Do think carefully!  What will also be ‘introduced’ together with the ‘introduction’ of CCTV into the classrooms?  Greater distrust?  Greater discomfort, instability, negative energy, chaos or confusion?  We have to really discern whether the “introduction’ will safeguard or impede students’ learning.

Each and every one of us should be very honest and ask ourselves: Will students, i.e. our children, eventually be the beneficiaries or victims of such a move?

是「保障」還是「窒礙」學生學習? 假如將CCTV「引進」課室……

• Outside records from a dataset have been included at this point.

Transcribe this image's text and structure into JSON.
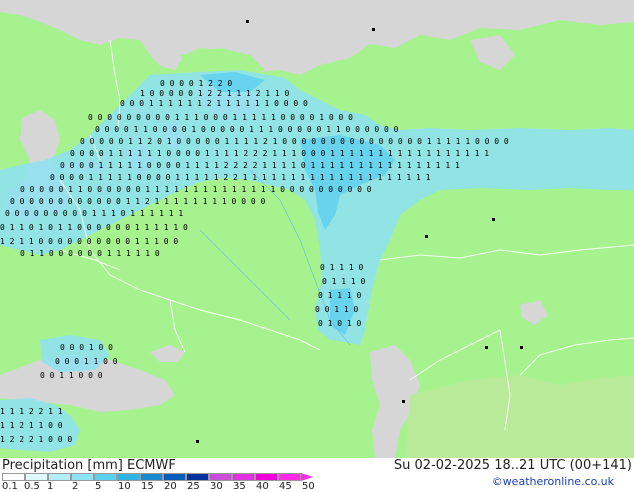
{
  "footer": {
    "title": "Precipitation [mm] ECMWF",
    "datetime": "Su 02-02-2025 18..21 UTC (00+141)",
    "credit": "©weatheronline.co.uk"
  },
  "legend": {
    "labels": [
      "0.1",
      "0.5",
      "1",
      "2",
      "5",
      "10",
      "15",
      "20",
      "25",
      "30",
      "35",
      "40",
      "45",
      "50"
    ],
    "colors": [
      "#ffffff",
      "#e0f8ff",
      "#b4eefa",
      "#8ce4f5",
      "#5dd0ee",
      "#2fb4e4",
      "#1989cf",
      "#0a5cb8",
      "#06329e",
      "#c850d8",
      "#e033e0",
      "#f000d8",
      "#ff2be6"
    ]
  },
  "map": {
    "colors": {
      "land": "#a6f28e",
      "sea": "#d6d6d6",
      "border": "#ffffff",
      "precip_light": "#c9f3fb",
      "precip_medium": "#8de2f2",
      "precip_heavy": "#5fd0ee"
    }
  }
}
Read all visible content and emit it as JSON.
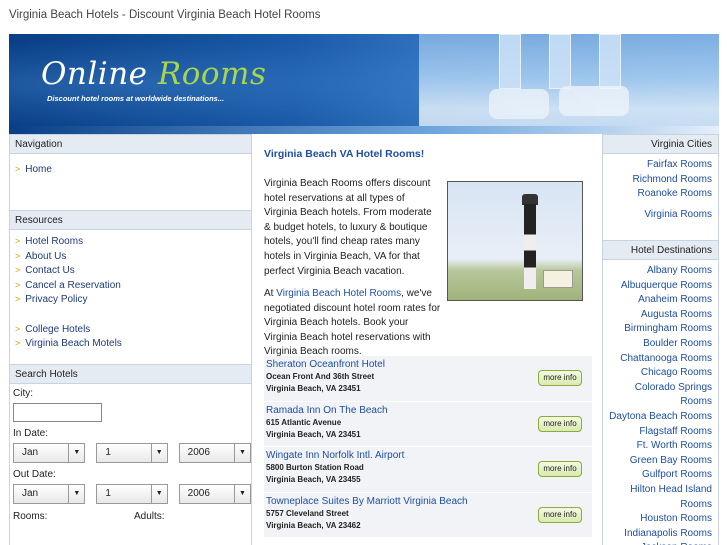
{
  "page_title": "Virginia Beach Hotels - Discount Virginia Beach Hotel Rooms",
  "banner": {
    "logo_part1": "Online",
    "logo_part2": "Rooms",
    "tagline": "Discount hotel rooms at worldwide destinations..."
  },
  "navigation": {
    "heading": "Navigation",
    "items": [
      "Home"
    ]
  },
  "resources": {
    "heading": "Resources",
    "items": [
      "Hotel Rooms",
      "About Us",
      "Contact Us",
      "Cancel a Reservation",
      "Privacy Policy"
    ],
    "items2": [
      "College Hotels",
      "Virginia Beach Motels"
    ]
  },
  "search": {
    "heading": "Search Hotels",
    "city_label": "City:",
    "city_value": "",
    "in_date_label": "In Date:",
    "out_date_label": "Out Date:",
    "in_month": "Jan",
    "in_day": "1",
    "in_year": "2006",
    "out_month": "Jan",
    "out_day": "1",
    "out_year": "2006",
    "rooms_label": "Rooms:",
    "adults_label": "Adults:"
  },
  "main": {
    "title": "Virginia Beach VA Hotel Rooms!",
    "intro": "Virginia Beach Rooms offers discount hotel reservations at all types of Virginia Beach hotels. From moderate & budget hotels, to luxury & boutique hotels, you'll find cheap rates many hotels in Virginia Beach, VA for that perfect Virginia Beach vacation.",
    "about_prefix": "At ",
    "about_link": "Virginia Beach Hotel Rooms",
    "about_suffix": ", we've negotiated discount hotel room rates for Virginia Beach hotels. Book your Virginia Beach hotel reservations with Virginia Beach rooms.",
    "more_label": "more info",
    "hotels": [
      {
        "name": "Sheraton Oceanfront Hotel",
        "street": "Ocean Front And 36th Street",
        "city": "Virginia Beach, VA 23451"
      },
      {
        "name": "Ramada Inn On The Beach",
        "street": "615 Atlantic Avenue",
        "city": "Virginia Beach, VA 23451"
      },
      {
        "name": "Wingate Inn Norfolk Intl. Airport",
        "street": "5800 Burton Station Road",
        "city": "Virginia Beach, VA 23455"
      },
      {
        "name": "Towneplace Suites By Marriott Virginia Beach",
        "street": "5757 Cleveland Street",
        "city": "Virginia Beach, VA 23462"
      }
    ]
  },
  "virginia_cities": {
    "heading": "Virginia Cities",
    "items": [
      "Fairfax Rooms",
      "Richmond Rooms",
      "Roanoke Rooms",
      "Virginia Rooms"
    ]
  },
  "hotel_destinations": {
    "heading": "Hotel Destinations",
    "items": [
      "Albany Rooms",
      "Albuquerque Rooms",
      "Anaheim Rooms",
      "Augusta Rooms",
      "Birmingham Rooms",
      "Boulder Rooms",
      "Chattanooga Rooms",
      "Chicago Rooms",
      "Colorado Springs Rooms",
      "Daytona Beach Rooms",
      "Flagstaff Rooms",
      "Ft. Worth Rooms",
      "Green Bay Rooms",
      "Gulfport Rooms",
      "Hilton Head Island Rooms",
      "Houston Rooms",
      "Indianapolis Rooms",
      "Jackson Rooms"
    ]
  }
}
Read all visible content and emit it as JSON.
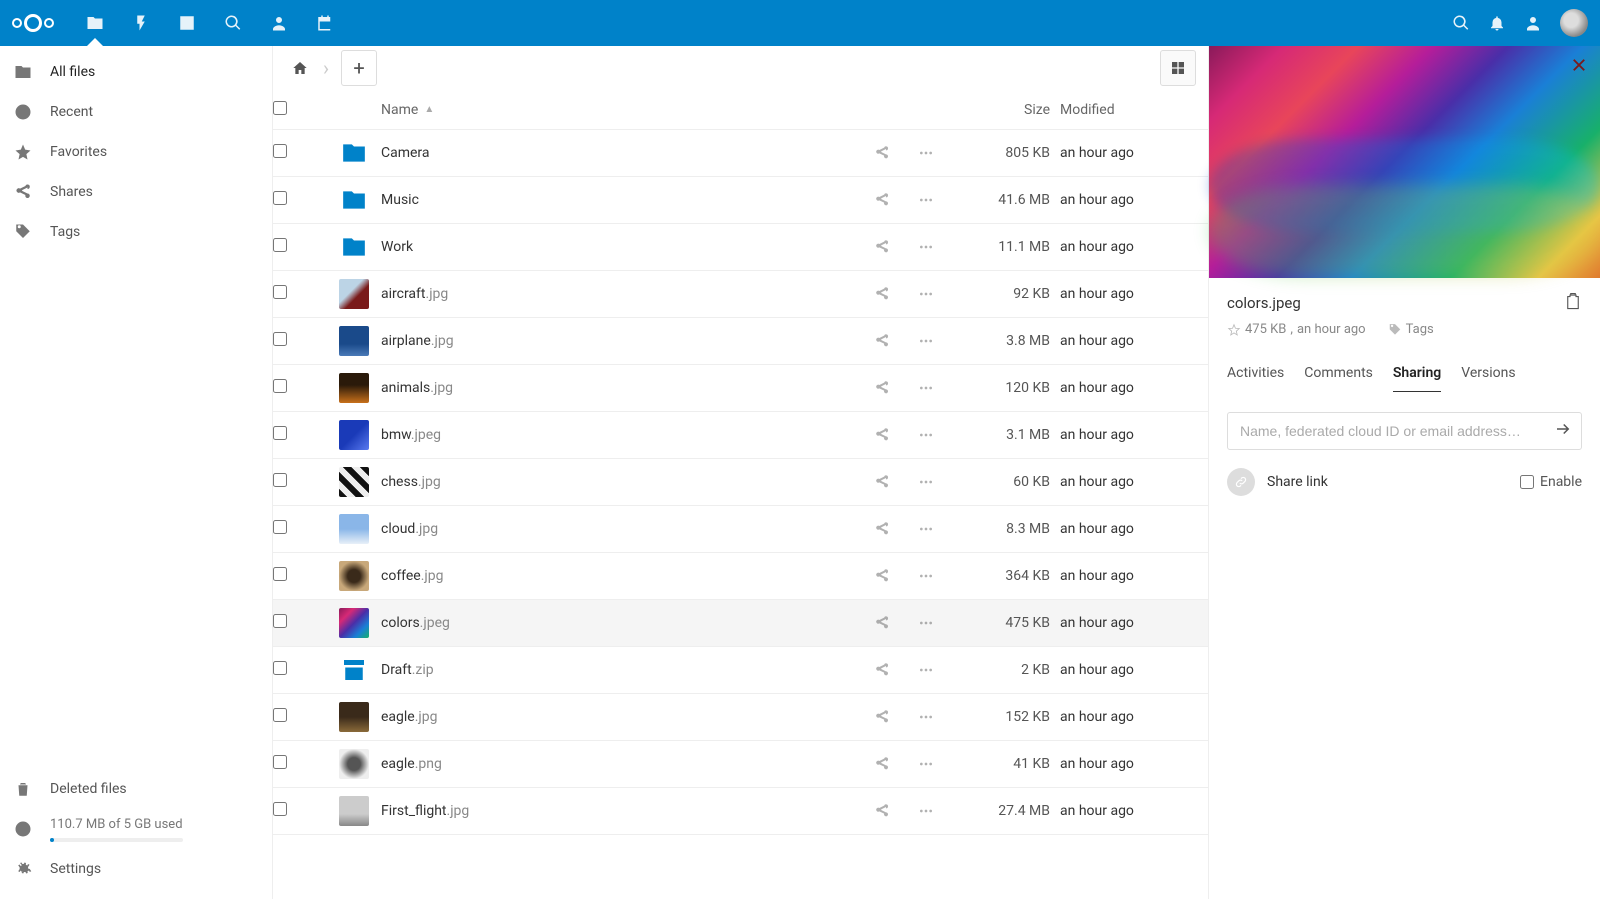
{
  "topbar": {
    "apps": [
      "files",
      "activity",
      "gallery",
      "search",
      "contacts",
      "calendar"
    ],
    "active_app": "files"
  },
  "left_nav": {
    "items": [
      {
        "id": "all-files",
        "label": "All files",
        "active": true
      },
      {
        "id": "recent",
        "label": "Recent",
        "active": false
      },
      {
        "id": "favorites",
        "label": "Favorites",
        "active": false
      },
      {
        "id": "shares",
        "label": "Shares",
        "active": false
      },
      {
        "id": "tags",
        "label": "Tags",
        "active": false
      }
    ],
    "deleted_label": "Deleted files",
    "storage_text": "110.7 MB of 5 GB used",
    "settings_label": "Settings"
  },
  "file_list": {
    "headers": {
      "name": "Name",
      "size": "Size",
      "modified": "Modified"
    },
    "sort_col": "name",
    "sort_dir": "asc",
    "rows": [
      {
        "name": "Camera",
        "ext": "",
        "type": "folder",
        "size": "805 KB",
        "modified": "an hour ago",
        "thumb": ""
      },
      {
        "name": "Music",
        "ext": "",
        "type": "folder",
        "size": "41.6 MB",
        "modified": "an hour ago",
        "thumb": ""
      },
      {
        "name": "Work",
        "ext": "",
        "type": "folder",
        "size": "11.1 MB",
        "modified": "an hour ago",
        "thumb": ""
      },
      {
        "name": "aircraft",
        "ext": ".jpg",
        "type": "image",
        "size": "92 KB",
        "modified": "an hour ago",
        "thumb": "linear-gradient(135deg,#bcd4e6 40%,#7a1a1a 60%)"
      },
      {
        "name": "airplane",
        "ext": ".jpg",
        "type": "image",
        "size": "3.8 MB",
        "modified": "an hour ago",
        "thumb": "linear-gradient(180deg,#1a4a8a 60%,#4a7ab8 100%)"
      },
      {
        "name": "animals",
        "ext": ".jpg",
        "type": "image",
        "size": "120 KB",
        "modified": "an hour ago",
        "thumb": "linear-gradient(180deg,#2a1a0a 40%,#c8701a 100%)"
      },
      {
        "name": "bmw",
        "ext": ".jpeg",
        "type": "image",
        "size": "3.1 MB",
        "modified": "an hour ago",
        "thumb": "linear-gradient(135deg,#1a3ab8 50%,#5a7af0 100%)"
      },
      {
        "name": "chess",
        "ext": ".jpg",
        "type": "image",
        "size": "60 KB",
        "modified": "an hour ago",
        "thumb": "repeating-linear-gradient(45deg,#111 0 6px,#eee 6px 12px)"
      },
      {
        "name": "cloud",
        "ext": ".jpg",
        "type": "image",
        "size": "8.3 MB",
        "modified": "an hour ago",
        "thumb": "linear-gradient(180deg,#8ab6e8 50%,#e8f0f8 100%)"
      },
      {
        "name": "coffee",
        "ext": ".jpg",
        "type": "image",
        "size": "364 KB",
        "modified": "an hour ago",
        "thumb": "radial-gradient(circle,#3a2a1a 30%,#c8a87a 70%)"
      },
      {
        "name": "colors",
        "ext": ".jpeg",
        "type": "image",
        "size": "475 KB",
        "modified": "an hour ago",
        "thumb": "linear-gradient(135deg,#8a1a5a,#d62976,#4a2ea8,#1a7fd6,#18b06a)",
        "selected": true
      },
      {
        "name": "Draft",
        "ext": ".zip",
        "type": "archive",
        "size": "2 KB",
        "modified": "an hour ago",
        "thumb": ""
      },
      {
        "name": "eagle",
        "ext": ".jpg",
        "type": "image",
        "size": "152 KB",
        "modified": "an hour ago",
        "thumb": "linear-gradient(180deg,#3a2a1a 50%,#8a6a3a 100%)"
      },
      {
        "name": "eagle",
        "ext": ".png",
        "type": "image",
        "size": "41 KB",
        "modified": "an hour ago",
        "thumb": "radial-gradient(circle,#555 30%,#eee 70%)"
      },
      {
        "name": "First_flight",
        "ext": ".jpg",
        "type": "image",
        "size": "27.4 MB",
        "modified": "an hour ago",
        "thumb": "linear-gradient(180deg,#ccc 60%,#888 100%)"
      }
    ]
  },
  "details": {
    "filename": "colors.jpeg",
    "size": "475 KB",
    "modified": "an hour ago",
    "tags_label": "Tags",
    "tabs": [
      {
        "id": "activities",
        "label": "Activities",
        "active": false
      },
      {
        "id": "comments",
        "label": "Comments",
        "active": false
      },
      {
        "id": "sharing",
        "label": "Sharing",
        "active": true
      },
      {
        "id": "versions",
        "label": "Versions",
        "active": false
      }
    ],
    "share_placeholder": "Name, federated cloud ID or email address…",
    "share_link_label": "Share link",
    "enable_label": "Enable"
  }
}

也許有人會說課室CCTV只會對著站在黑板前的老師一人,鏡頭就是明刀明槍要監視作為老師的你。但這真的不會影響學生學習嗎?說CCTV 只會拍攝著老師,是對今日教室欠缺認識。今天,還有老師授課只站在課室前端,面對鏡頭,而不會按需要走到課室不同角落幫助或輔導有需要的個別學生?今天,還只是教師獨白,學生坐著聽書?CCTV鏡頭隨著老師走,錄下了老師的教學,也錄下了學生的一言一語、一舉一動。這對學生學習真的是「好事」?




想像你立志要成為一位好老師,甘願付出無盡時間和精神貢獻教育,照顧好每一個學生,而現在有人對著你説:「我就是不信任老師,不管是你或他或他們任何一個!」身處其中的這個你將會有何感受?全程CCTV 監察代表對全體教師的不信任、不尊重,有哪一個專業可以在這氛圍下大有作為、盡情發揮?全程監察後又由誰去裁決教師教學有沒有問題?當每一個人都帶著自己的觀點、經歷去評鑒甚或監察課堂教學,對教育專業有多大打擊?


香港中學校長會執委們一直擔心過度監察,包括安裝CCTV,是否會將政治矛盾直接帶進課室現場,將教育專業淪為外行領導內行,教師會否在明示或暗示的指標下被迫鐵板一塊灌輸式教學?教師從此依書直說,教學從此單向灌輸,師生從此只維持「職業關係」,這是否我們樂見的教育情境?我們是否執意要與國際教育背道而馳,置學生學習效益於不顧,盲目追求一種虛幻的安全感?多年之前實證研究經已證明根本不可行卻只會失敗的「防範老師的課程」(Teacher-proof curriculum),是否要在香港重現?


香港中學校長會執委會與我亦極度關注學童的精神健康問題。根據香港大學醫學團隊去年在國際期刊「刺針」發表的論文,香港每5人就有1人懷疑患上抑鬱或創傷後壓力症。其他不少專家報告也指出,學生和老師的精神壓力越趨惡化。上星期報章大量報道的學童精神健康問題,根據教育局提供的數字,無論是懷疑自殺個案數字,抑或患抑鬱症數字均比年前大幅飆升,而在醫管局接受治療及確診的18 歲以下精神病患者,於2019/20年度,竟達40,350人。而因不同原因未有求診,或是未有使用醫管局服務的年青人數字,更無從估量。無論學童精神健康問題因何越趨嚴重,在全球疫情肆虐、社會意見分化的當下處境,引進課室CCTV無異將超級精神壓力煲引進校園,後果堪虞。

課室CCTV的引進也會為教育改革進程帶來巨大衝擊。自2000年開始,隨著全球教育改革的浪潮,香港教育進入了新里程,鼓勵老師創新教學以促進學生學會學習。曾幾何時,國際教育評核機構,例如經濟合作暨發展組織(OECDPISA研究中心及遍佈全球的McKinsey & Company等,對香港教育變革和教師隊伍專業能力均給予極高評價。假若課室CCTV的引進是專為時刻監控老師日常教學,整個教師隊伍不但尊嚴受貶,團隊士氣在微觀管理(Micro-management)下將被逐漸消磨,教學創新的專業空間亦會不斷萎縮。






香港中學校長會榮譽總幹事 黃謂儒